--- MATERIAL PROVIDED ---

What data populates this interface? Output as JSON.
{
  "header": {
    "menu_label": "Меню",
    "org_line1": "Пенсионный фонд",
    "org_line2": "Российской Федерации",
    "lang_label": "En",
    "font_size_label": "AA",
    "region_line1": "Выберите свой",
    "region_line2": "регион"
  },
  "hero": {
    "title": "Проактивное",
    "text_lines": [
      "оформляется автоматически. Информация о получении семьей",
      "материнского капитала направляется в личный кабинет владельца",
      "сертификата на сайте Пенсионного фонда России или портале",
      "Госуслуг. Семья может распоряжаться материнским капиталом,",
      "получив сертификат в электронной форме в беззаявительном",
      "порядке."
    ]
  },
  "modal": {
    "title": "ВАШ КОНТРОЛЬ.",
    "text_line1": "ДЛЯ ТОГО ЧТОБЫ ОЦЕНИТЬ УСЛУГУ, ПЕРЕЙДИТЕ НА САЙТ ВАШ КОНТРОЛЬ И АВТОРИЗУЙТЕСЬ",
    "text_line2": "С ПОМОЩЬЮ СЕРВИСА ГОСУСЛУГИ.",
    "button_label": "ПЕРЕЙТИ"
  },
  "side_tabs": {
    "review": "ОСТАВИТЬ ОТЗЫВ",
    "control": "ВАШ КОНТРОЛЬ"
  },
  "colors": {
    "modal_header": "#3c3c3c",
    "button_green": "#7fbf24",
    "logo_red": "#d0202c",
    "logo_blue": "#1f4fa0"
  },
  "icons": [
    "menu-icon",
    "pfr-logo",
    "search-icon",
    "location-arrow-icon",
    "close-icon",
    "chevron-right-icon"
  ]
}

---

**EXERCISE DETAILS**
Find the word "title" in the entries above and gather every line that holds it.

**RESPONSE AREA**
    "title": "Проактивное",
    "title": "ВАШ КОНТРОЛЬ.",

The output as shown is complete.